Alexandria, VA – December 6, 2011 – On November 16, the U.S. Environmental Protection Agency (EPA) was yet again petitioned by the Center for Biological Diversity and two other anti-fishing groups, requesting that the agency regulate the manufacture and sale of lead fishing tackle of certain sizes and uses under the Toxic Substances Control Act (TSCA). If approved, such regulation could result in a defacto ban of lead sinkers, jigs and other popular types of fishing equipment.
This comes on the heels of a similar petition that the EPA dismissed in November 2010. The original petition also sought to ban lead hunting and shooting ammunition, which is exempted from regulation under TSCA. In dismissing the original petition, the EPA indicated that the “petitioners have not demonstrated that the requested rule is necessary to protect against an unreasonable risk of injury to health or the environment, as required by the TSCA.”
“The sportfishing community is once again asking the EPA to rule on the side of scientific fish and wildlife population management and dismiss this unwarranted petition,” said American Sportfishing Association (ASA) Vice President Gordon Robertson. “Such regulations will have a significant, negative impact on recreational anglers and the sportfishing industry, yet the petitioners lack credible science to back such a far-reaching request. They claim lead is threatening loons across the nation, but several studies, including one by the U.S. Fish and Wildlife Service, have shown that loon populations are either stable or increasing throughout most of their range.”
“Despite the EPA’s clear ruling, the petitioners continue to attempt to push the ban,” said Robertson. “This further demonstrates the need for a legislative solution to this growing threat to recreational fishing. In response, the co-chairs of the Congressional Sportsmen’s Caucus have introduced the Hunting, Fishing and Recreational Shooting Sports Protection Act, which would prevent an overreaching ban of lead fishing tackle. With anti-fishing organizations trying to over-regulate fishing using whatever means they can, legislation is needed to protect traditional fishing tackle and ammunition from unjustified bans that will harm the economy and reduce participation in outdoor activities.”
“Last year more than 43,000 anglers sent their objections to EPA Administrator Lisa Jackson through KeepAmericaFishing™,” said Robertson. “ASA encourages members of the sportfishing industry and the angling public to contact the EPA in opposition to the petition and to urge their Members of Congress to support the Hunting, Fishing and Recreational Shooting Sports Protection Act. ASA will soon provide suggested comments on www.KeepAmericaFishing.org.

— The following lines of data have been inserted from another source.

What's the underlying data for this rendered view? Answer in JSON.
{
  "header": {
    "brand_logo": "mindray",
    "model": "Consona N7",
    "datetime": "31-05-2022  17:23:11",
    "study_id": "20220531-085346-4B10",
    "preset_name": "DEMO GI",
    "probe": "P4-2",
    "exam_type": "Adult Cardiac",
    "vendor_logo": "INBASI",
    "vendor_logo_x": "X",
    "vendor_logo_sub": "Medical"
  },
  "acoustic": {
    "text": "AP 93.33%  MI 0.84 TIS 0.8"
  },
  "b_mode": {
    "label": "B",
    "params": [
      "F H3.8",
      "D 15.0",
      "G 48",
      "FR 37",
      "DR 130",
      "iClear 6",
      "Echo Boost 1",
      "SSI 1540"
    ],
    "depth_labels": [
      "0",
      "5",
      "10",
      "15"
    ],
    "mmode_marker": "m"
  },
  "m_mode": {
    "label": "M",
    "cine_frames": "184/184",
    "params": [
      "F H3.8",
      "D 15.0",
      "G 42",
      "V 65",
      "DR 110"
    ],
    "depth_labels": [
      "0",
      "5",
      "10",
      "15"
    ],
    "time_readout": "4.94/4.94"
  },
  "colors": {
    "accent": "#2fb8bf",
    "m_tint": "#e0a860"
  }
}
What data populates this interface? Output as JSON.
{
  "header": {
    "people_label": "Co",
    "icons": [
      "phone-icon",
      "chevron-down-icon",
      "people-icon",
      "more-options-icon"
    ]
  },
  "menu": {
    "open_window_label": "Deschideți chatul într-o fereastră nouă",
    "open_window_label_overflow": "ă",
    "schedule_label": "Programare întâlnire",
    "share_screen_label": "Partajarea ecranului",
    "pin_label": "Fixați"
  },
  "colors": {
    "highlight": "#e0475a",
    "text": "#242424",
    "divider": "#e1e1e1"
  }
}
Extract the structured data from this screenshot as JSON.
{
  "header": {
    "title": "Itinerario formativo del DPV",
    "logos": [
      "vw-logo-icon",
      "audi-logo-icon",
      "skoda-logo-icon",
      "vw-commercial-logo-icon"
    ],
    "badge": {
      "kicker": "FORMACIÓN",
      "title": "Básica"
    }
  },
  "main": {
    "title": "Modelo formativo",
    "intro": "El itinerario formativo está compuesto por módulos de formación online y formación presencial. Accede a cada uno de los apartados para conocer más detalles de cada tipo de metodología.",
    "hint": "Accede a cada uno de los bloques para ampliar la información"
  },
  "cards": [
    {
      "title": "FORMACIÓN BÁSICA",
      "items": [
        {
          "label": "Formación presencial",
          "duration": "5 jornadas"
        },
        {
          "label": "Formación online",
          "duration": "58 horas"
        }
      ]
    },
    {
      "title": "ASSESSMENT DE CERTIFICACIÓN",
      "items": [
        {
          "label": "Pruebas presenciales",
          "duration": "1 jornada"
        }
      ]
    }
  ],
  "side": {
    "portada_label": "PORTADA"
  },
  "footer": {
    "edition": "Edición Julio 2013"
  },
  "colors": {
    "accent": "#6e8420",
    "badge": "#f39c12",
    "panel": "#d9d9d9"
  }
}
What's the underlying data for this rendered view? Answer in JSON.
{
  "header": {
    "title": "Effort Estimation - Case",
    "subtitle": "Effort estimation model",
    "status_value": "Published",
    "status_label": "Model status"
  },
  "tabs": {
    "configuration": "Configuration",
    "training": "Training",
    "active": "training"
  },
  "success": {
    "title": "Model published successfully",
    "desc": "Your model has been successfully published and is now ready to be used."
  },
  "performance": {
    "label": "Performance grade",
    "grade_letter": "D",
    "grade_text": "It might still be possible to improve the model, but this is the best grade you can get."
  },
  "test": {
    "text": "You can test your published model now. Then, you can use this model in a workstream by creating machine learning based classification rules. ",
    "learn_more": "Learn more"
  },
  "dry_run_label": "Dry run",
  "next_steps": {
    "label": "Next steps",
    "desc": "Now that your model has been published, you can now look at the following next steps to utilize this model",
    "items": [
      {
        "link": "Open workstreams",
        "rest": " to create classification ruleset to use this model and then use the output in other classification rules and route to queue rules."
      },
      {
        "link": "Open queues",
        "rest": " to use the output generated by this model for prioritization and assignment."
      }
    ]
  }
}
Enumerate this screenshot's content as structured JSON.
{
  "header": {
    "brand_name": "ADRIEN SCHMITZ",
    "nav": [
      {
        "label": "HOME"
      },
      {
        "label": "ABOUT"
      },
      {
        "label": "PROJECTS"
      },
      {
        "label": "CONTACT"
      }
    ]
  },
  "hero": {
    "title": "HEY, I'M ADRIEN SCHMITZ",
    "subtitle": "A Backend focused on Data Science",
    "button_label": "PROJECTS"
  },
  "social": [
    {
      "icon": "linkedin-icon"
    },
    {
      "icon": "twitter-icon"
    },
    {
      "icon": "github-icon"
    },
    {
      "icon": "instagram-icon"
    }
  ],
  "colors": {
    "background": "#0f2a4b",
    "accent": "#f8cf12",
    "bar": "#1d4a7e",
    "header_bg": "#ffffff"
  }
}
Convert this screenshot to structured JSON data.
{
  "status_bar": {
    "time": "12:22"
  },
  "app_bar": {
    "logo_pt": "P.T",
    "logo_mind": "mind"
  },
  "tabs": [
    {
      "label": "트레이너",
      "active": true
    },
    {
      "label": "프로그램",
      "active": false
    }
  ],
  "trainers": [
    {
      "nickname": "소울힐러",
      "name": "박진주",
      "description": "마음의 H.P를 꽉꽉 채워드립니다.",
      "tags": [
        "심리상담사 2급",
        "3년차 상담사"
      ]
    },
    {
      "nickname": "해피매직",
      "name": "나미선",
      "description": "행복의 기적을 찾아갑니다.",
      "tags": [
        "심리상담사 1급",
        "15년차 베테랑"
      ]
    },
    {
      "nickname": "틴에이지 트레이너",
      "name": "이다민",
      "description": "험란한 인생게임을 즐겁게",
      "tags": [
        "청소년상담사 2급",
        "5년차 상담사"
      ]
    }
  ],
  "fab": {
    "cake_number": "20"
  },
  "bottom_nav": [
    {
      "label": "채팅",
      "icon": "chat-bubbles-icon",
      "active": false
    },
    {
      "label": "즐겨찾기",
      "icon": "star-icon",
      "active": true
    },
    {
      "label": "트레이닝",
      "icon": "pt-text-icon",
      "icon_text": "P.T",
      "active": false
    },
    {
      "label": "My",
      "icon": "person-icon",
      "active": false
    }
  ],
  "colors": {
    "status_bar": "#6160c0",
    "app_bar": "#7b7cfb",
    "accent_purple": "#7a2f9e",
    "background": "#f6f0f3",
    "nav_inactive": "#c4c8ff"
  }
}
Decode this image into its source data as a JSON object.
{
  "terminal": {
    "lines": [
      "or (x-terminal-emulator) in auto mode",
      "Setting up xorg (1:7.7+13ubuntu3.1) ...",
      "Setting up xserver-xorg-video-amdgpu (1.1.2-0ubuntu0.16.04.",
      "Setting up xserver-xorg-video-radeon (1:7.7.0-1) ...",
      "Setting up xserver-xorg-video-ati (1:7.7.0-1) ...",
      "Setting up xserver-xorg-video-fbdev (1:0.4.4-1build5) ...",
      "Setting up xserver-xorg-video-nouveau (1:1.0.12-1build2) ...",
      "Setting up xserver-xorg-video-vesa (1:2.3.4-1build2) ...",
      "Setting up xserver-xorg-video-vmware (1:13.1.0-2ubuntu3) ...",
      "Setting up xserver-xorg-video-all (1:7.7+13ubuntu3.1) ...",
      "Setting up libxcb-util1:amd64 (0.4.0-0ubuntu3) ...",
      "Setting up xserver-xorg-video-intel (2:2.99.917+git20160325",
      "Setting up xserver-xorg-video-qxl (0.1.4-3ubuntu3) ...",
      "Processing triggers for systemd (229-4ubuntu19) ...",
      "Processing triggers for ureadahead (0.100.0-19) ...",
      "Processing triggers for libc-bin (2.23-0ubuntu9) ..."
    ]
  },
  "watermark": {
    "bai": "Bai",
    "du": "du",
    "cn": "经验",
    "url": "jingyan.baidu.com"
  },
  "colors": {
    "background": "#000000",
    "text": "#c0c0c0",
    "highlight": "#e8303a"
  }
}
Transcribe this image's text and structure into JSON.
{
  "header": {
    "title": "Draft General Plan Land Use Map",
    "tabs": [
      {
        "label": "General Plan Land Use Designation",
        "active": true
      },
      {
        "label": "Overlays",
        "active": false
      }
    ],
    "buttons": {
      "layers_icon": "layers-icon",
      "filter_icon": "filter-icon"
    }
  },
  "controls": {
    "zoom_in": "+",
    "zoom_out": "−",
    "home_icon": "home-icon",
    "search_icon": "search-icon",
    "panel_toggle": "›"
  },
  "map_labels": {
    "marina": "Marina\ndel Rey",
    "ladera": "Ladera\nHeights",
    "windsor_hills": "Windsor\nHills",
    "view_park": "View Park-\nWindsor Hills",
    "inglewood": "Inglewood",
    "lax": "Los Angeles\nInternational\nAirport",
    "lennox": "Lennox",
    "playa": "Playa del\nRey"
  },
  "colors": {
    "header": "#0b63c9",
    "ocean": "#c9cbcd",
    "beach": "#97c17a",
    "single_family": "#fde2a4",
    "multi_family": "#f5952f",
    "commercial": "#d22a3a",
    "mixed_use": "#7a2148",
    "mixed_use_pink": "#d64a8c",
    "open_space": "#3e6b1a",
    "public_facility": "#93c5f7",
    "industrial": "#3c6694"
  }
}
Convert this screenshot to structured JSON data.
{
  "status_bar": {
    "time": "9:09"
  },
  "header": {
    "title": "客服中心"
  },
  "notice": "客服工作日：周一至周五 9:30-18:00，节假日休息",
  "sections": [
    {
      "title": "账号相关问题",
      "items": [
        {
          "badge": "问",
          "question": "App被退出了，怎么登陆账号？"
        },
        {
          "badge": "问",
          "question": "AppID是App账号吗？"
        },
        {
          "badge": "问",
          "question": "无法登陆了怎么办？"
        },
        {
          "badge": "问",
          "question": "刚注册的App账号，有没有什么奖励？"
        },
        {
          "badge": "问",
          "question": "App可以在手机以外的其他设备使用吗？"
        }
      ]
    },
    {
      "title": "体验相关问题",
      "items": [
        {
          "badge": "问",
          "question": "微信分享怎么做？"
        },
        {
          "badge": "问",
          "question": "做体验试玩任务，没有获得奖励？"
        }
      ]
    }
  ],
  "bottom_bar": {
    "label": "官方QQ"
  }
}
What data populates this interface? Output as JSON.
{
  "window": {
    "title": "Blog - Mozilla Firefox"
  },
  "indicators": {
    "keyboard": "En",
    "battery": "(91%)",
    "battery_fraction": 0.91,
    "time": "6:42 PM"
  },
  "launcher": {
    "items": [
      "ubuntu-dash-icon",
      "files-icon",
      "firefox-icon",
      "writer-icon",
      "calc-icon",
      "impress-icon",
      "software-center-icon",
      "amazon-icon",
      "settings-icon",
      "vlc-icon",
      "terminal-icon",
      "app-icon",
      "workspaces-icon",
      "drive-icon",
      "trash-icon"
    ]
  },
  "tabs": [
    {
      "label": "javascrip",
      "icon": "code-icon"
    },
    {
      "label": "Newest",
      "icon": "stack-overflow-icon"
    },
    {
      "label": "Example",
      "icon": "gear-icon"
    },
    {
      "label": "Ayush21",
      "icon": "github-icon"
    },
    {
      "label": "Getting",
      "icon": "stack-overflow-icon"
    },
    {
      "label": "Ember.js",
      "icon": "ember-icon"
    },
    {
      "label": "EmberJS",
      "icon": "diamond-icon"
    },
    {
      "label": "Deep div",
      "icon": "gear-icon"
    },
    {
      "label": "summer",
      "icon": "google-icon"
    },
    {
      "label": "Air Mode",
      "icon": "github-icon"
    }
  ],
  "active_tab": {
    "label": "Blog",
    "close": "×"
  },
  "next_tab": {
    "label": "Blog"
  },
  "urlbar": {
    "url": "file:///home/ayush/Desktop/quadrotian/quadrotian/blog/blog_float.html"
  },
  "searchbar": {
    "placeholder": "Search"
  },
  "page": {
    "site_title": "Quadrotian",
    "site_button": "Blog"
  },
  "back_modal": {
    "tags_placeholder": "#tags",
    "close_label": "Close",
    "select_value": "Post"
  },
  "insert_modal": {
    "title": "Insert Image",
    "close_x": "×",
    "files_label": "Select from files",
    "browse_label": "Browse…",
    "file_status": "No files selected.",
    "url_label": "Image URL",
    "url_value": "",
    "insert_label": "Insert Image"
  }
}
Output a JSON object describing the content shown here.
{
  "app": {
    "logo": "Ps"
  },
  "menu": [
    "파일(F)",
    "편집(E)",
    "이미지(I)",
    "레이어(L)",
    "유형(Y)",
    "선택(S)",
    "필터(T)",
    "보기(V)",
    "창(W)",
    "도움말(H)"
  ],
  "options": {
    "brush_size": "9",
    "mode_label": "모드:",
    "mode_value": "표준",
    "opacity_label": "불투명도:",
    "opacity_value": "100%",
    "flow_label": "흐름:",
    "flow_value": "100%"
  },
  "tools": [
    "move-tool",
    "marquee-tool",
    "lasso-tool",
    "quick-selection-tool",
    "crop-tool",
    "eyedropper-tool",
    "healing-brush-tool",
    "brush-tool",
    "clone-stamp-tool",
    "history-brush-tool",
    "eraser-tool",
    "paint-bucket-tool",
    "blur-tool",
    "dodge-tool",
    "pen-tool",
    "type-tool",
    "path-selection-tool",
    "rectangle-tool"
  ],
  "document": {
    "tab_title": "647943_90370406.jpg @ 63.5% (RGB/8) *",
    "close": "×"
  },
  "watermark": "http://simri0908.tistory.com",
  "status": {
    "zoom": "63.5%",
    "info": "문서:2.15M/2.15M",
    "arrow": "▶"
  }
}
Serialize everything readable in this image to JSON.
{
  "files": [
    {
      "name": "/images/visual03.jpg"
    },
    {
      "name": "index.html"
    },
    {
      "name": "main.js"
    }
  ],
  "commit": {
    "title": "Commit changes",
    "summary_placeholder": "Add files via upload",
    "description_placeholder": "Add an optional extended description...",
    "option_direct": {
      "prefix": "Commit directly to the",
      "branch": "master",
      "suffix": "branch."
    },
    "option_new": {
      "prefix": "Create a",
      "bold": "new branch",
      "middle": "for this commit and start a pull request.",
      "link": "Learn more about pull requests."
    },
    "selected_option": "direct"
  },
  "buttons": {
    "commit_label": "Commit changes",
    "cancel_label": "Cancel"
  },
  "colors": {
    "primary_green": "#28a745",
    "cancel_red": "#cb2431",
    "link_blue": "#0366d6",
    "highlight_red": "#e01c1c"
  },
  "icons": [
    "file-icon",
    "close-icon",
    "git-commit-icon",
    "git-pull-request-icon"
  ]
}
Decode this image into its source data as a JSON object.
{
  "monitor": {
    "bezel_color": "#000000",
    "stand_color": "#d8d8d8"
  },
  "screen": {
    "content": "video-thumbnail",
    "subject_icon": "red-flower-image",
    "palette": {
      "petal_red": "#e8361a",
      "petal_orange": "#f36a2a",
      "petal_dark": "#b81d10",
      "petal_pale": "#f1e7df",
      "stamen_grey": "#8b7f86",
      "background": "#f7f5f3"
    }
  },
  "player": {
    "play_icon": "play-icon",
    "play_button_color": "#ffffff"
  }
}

The sportfishing industry applauds the Congressional Sportsmen’s Caucus for its leadership and for so powerfully addressing an issue that urgently needs a dose of common sense.”
Two of the three petitioners are currently engaged in a lawsuit against the EPA’s dismissal of the original petition to ban lead fishing tackle. “The petitioners are taking advantage of our federal government, ignoring the decision that the EPA made just a year ago and working around the ongoing litigation that they filed shortly after that decision,” said Robertson. “This is a gaming of the system and ASA urges the EPA to deny the most recent petition and asks all anglers to voice their support for the Hunting, Fishing and Recreational Shooting Sports Protection Act.”